TASK OBJECTIVE = Report every line of the records beneath this task that holds the string "link".
== == ==
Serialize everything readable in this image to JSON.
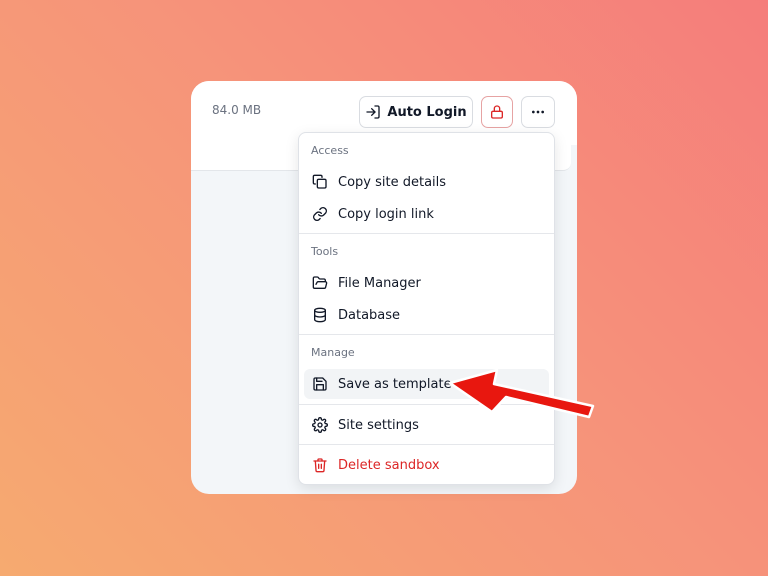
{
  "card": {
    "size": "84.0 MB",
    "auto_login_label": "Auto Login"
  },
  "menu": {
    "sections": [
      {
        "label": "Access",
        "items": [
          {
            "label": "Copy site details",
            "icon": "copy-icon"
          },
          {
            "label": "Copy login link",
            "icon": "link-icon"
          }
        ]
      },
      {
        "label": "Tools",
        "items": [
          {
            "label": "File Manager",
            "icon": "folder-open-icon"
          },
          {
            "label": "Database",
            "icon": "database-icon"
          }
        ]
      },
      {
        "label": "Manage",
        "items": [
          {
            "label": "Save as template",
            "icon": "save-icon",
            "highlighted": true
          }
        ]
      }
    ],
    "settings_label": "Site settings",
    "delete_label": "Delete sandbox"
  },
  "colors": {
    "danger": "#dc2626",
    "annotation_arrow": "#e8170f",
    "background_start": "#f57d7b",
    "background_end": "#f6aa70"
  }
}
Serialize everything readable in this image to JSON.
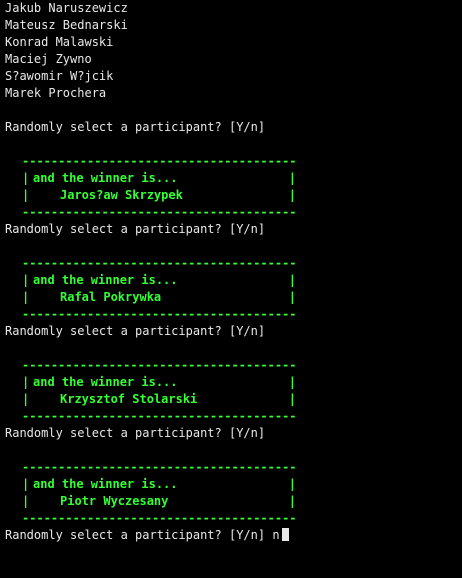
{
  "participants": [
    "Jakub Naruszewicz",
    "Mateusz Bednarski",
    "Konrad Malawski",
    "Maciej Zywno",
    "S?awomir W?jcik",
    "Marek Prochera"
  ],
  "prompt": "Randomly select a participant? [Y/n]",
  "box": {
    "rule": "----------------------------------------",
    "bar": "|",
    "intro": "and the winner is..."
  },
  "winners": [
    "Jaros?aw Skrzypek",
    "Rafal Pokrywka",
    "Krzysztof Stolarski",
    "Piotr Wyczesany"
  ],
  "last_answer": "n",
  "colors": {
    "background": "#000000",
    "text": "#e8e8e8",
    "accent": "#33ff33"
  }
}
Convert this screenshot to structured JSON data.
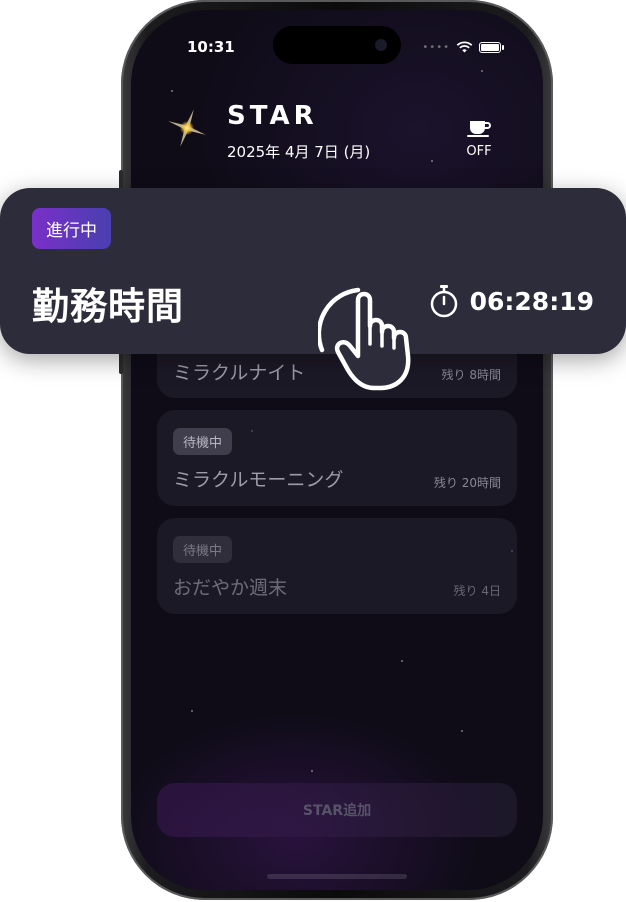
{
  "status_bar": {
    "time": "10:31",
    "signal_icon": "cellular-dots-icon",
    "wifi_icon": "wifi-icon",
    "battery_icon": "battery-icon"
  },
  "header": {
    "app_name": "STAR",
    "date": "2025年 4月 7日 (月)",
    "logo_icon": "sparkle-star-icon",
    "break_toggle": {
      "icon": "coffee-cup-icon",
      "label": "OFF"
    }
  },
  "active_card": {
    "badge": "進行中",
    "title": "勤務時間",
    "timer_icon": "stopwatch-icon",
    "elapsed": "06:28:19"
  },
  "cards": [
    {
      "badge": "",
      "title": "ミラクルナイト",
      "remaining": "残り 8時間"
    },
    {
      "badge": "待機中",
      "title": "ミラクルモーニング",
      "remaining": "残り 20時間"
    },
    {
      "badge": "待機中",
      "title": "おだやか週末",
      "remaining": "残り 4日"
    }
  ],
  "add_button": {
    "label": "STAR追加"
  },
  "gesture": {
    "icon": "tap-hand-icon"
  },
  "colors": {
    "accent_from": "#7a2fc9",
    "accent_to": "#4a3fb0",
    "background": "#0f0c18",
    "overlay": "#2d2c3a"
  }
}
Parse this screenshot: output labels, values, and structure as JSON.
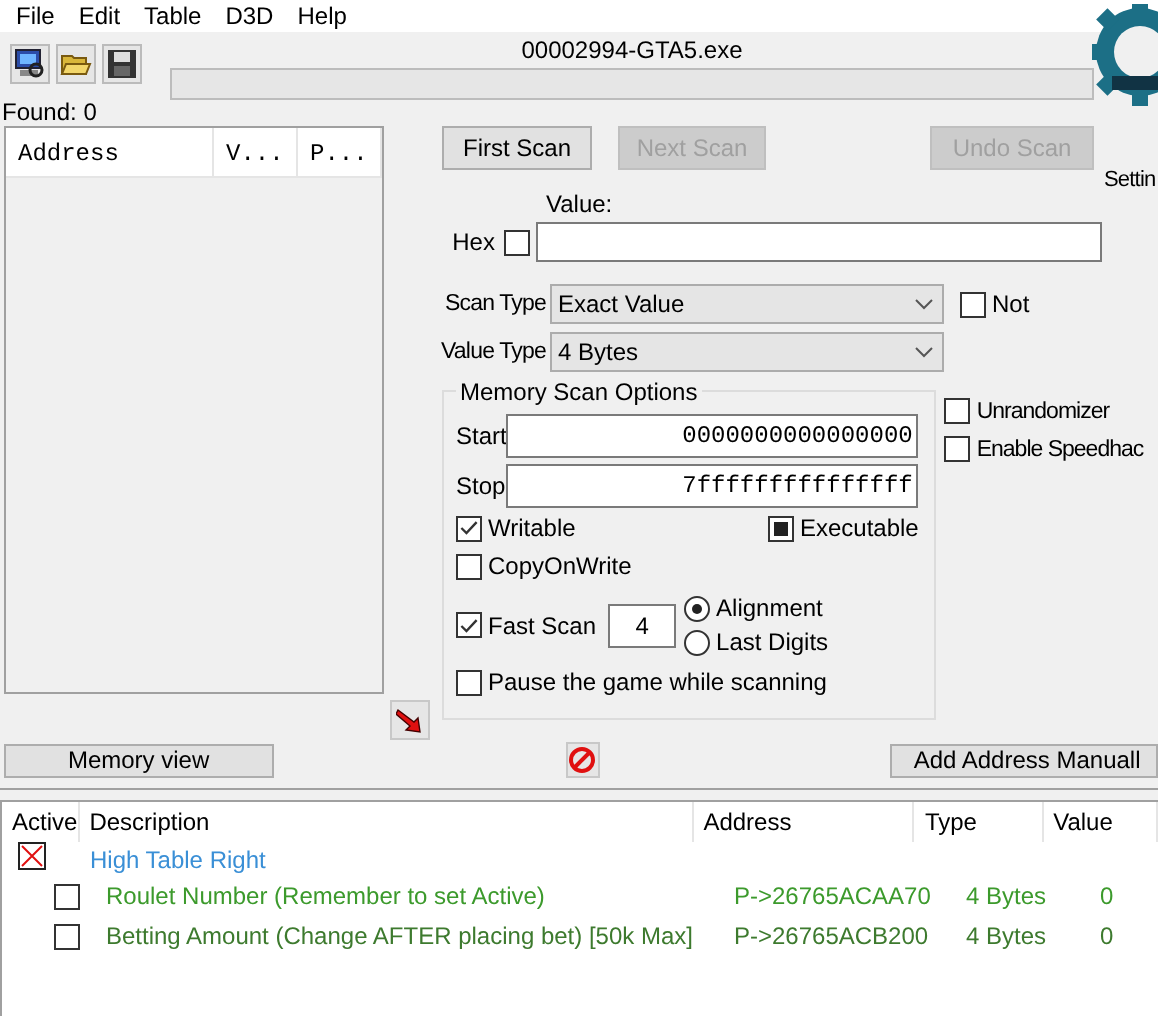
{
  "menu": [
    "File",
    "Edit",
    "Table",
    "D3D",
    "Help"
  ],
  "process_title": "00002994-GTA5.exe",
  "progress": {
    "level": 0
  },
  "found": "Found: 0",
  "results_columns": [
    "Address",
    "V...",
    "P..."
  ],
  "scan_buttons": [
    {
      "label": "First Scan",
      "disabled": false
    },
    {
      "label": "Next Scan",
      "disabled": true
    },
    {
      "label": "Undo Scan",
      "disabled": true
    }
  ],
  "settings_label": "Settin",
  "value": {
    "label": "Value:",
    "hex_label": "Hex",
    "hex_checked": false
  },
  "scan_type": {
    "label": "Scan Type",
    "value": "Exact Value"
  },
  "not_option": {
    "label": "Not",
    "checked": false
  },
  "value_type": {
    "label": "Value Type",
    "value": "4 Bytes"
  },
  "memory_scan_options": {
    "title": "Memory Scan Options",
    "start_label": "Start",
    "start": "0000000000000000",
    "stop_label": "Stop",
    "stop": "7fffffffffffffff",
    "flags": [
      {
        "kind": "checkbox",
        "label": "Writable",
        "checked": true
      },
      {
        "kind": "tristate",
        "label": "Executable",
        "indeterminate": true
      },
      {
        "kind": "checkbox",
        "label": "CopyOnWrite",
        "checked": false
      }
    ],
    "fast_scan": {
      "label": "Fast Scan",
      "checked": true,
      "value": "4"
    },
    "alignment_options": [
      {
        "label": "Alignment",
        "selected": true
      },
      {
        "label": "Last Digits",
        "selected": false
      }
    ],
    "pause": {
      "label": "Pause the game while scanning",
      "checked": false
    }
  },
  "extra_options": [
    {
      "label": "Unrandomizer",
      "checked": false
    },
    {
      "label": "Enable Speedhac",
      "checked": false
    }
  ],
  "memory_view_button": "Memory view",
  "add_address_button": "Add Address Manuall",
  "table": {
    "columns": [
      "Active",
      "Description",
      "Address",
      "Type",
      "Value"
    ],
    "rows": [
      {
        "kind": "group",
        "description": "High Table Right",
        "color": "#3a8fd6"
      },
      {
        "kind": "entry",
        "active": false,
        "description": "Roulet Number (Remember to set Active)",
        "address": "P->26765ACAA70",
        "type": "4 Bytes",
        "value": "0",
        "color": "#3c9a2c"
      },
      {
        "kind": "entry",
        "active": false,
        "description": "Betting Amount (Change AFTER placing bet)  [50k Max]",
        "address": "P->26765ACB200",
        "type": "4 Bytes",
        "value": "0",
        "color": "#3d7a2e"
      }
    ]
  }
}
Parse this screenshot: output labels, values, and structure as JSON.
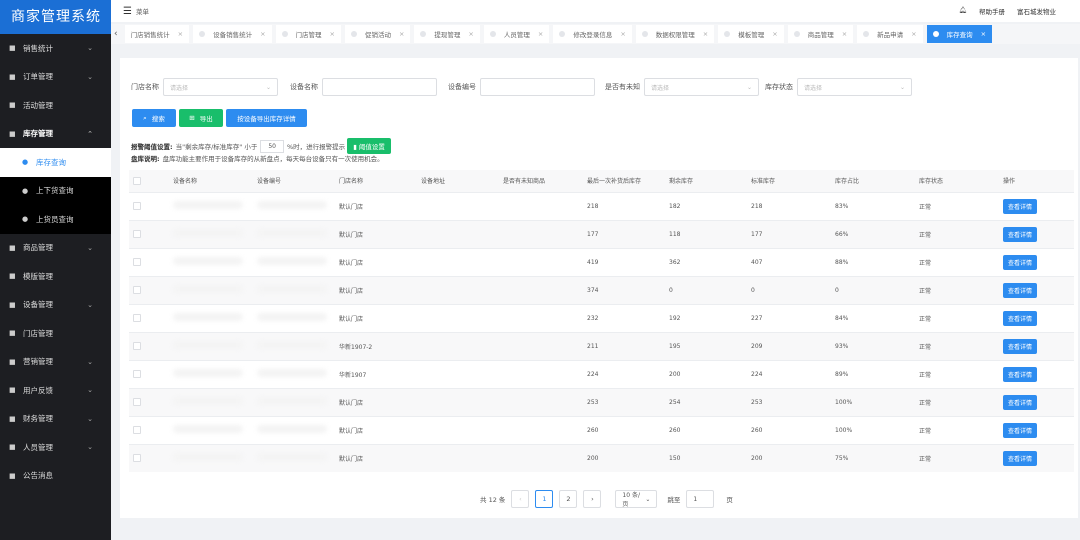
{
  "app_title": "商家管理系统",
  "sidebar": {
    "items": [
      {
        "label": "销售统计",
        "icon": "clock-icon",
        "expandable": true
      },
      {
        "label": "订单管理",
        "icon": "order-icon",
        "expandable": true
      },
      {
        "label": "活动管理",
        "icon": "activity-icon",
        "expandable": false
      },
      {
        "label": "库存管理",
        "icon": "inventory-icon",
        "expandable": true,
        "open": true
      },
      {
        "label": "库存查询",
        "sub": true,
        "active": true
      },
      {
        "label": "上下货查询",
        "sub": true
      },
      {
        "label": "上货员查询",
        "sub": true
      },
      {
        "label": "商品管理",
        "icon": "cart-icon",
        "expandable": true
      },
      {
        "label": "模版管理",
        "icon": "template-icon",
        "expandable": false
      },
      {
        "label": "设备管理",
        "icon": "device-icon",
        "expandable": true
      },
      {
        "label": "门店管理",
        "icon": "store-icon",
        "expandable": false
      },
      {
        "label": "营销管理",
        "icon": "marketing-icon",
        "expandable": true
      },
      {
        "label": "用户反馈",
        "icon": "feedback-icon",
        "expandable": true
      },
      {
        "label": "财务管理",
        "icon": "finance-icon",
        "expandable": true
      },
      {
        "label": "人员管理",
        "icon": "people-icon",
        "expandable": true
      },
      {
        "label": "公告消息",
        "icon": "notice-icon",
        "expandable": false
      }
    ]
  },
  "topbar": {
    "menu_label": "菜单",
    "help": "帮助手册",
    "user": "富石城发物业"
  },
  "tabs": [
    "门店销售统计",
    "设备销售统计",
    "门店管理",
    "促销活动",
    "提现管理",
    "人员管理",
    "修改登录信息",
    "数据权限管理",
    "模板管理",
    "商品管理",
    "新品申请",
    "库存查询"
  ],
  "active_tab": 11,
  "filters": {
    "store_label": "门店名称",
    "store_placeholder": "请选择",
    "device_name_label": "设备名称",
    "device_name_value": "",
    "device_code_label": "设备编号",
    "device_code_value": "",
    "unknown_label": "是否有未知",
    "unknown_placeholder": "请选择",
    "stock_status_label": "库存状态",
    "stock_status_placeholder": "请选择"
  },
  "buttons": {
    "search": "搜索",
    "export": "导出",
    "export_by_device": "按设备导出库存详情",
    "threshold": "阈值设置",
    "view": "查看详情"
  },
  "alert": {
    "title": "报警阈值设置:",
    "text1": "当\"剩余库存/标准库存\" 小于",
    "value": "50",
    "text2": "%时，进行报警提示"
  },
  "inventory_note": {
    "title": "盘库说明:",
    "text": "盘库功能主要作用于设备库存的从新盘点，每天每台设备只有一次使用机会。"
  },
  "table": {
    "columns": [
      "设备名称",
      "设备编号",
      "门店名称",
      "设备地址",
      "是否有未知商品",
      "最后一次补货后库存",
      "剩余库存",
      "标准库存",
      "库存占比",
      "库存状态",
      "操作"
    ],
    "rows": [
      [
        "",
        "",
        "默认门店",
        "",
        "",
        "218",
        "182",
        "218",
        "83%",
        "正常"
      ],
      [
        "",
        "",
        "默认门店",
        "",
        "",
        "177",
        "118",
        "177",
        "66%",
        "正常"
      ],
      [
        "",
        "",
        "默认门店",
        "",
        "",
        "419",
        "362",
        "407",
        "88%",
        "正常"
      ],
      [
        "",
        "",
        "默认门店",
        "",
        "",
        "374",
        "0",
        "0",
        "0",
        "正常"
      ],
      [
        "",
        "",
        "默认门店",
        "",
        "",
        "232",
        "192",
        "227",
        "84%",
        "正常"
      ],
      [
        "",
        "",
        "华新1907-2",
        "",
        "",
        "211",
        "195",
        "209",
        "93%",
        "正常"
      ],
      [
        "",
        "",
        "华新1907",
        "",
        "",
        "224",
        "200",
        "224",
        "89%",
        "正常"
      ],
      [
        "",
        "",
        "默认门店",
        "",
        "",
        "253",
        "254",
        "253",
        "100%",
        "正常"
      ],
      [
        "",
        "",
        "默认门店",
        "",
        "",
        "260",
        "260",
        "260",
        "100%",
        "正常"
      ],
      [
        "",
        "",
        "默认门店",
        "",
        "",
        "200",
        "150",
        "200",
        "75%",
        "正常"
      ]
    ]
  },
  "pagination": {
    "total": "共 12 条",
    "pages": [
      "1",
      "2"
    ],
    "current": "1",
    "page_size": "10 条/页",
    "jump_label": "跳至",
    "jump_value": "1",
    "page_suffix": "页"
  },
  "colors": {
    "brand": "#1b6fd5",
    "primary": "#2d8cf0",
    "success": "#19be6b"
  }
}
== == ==
EXERCISE RESULT =
            "label": "Copy login link",
            "icon": "link-icon"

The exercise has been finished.